#### Action item
Please count the lines of the listing below in which "Elsby" occurs, and reply with the number only.
*** Begin section ***
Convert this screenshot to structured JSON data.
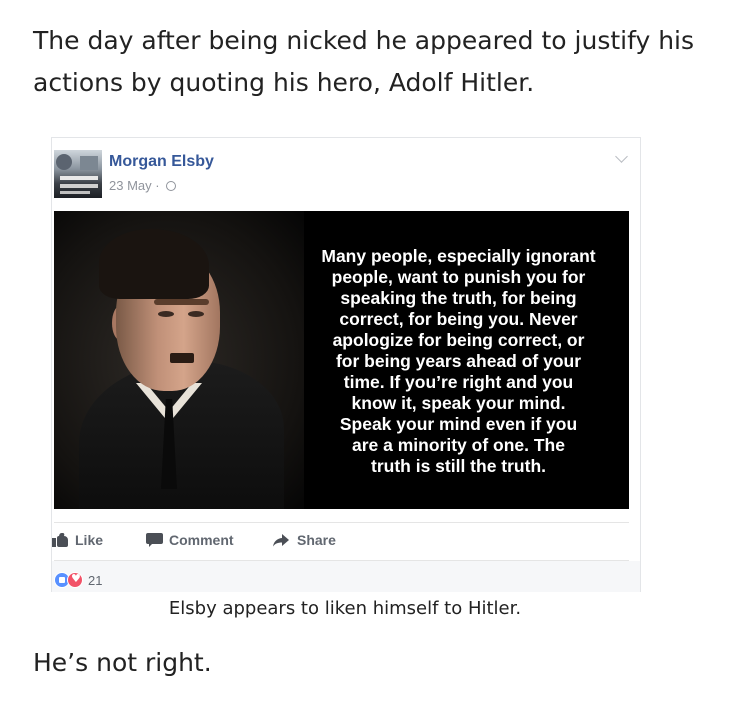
{
  "article": {
    "intro_text": "The day after being nicked he appeared to justify his actions by quoting his hero, Adolf Hitler.",
    "caption": "Elsby appears to liken himself to Hitler.",
    "outro_text": "He’s not right."
  },
  "post": {
    "poster_name": "Morgan Elsby",
    "date": "23 May · ",
    "privacy_icon": "globe-icon",
    "quote": "Many people, especially ignorant\npeople, want to punish you for\nspeaking the truth, for being\ncorrect, for being you. Never\napologize for being correct, or\nfor being years ahead of your\ntime. If you’re right and you\nknow it, speak your mind.\nSpeak your mind even if you\nare a minority of one. The\ntruth is still the truth.",
    "actions": {
      "like_label": "Like",
      "comment_label": "Comment",
      "share_label": "Share"
    },
    "reactions": {
      "count": "21",
      "icons": [
        "like-reaction-icon",
        "love-reaction-icon"
      ]
    }
  },
  "colors": {
    "link_blue": "#365899",
    "meta_gray": "#90949c",
    "action_gray": "#616770",
    "like_blue": "#5890ff",
    "love_red": "#f25268"
  }
}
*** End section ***
#### Result
2